Not to toot my own horn, but I'm really quite pleased with this one. The lighting was just how I like it and he gave me exactly the kind of expression I was looking for.

Yesterday was lovely - jacket weather again. I walked down by la Vienne for a few hours and asked a few more strangers for portraits.

I liked this guy because he told me I didn't sound like the normal American. Or rather..he said I didn't sound like a duck - and then proceeded to quack loudly. We must seems so charming to the French - haha.

Stay tuned for next weeks Inconnus post!

Friday, November 13, 2009

L'Amour en Cage

I came upon these little beauties while I was nosing around Remi's kitchen the other day. In French they are called l'amour en cage (love in a cage or caged love). In English we usually (those of us who have seen them before that is...not me) refer to them as groundcherries.

Their appearance is similiar to a tiny heirloom tomato but their taste is closer to a strawberry. Sweet. Not what I was expecting when I tentatively popped one into my mouth - taking care not to eat any of the "cage" with the taste morsel of "love."

It's used in the same way as tomato or fruits. Once extracted from its husk, it may be eaten raw or used in salads, desserts, as a flavoring, and in jams and jellies. They can also be dried and eaten much like figs, apricots or grapes.

They are also referred to as Japanese Lanterns, and are toxic if eaten before fully ripe!

photo from
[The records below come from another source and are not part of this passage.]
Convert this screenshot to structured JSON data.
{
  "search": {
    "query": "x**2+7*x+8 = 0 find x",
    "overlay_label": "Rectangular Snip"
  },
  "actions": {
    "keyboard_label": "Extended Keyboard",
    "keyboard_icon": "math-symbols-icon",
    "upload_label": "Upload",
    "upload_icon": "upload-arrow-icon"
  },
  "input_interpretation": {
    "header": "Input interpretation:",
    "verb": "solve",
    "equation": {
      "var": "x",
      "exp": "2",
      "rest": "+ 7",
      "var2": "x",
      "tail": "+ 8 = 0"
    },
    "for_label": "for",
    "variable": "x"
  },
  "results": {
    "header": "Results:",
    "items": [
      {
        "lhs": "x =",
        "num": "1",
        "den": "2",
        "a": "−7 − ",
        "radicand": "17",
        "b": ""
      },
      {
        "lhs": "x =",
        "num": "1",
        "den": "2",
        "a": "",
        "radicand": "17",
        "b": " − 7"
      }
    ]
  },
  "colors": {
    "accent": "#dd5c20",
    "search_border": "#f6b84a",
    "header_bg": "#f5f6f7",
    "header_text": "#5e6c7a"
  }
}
Whilst poking around on the internet for more information on these little dudes I found this recipe from for these little chocolate treats featuring the fruit in the spotlight. Sorry guys - the recipe is in French but I can translate it if you ever get your hands on some l'amour en cage and want to make this.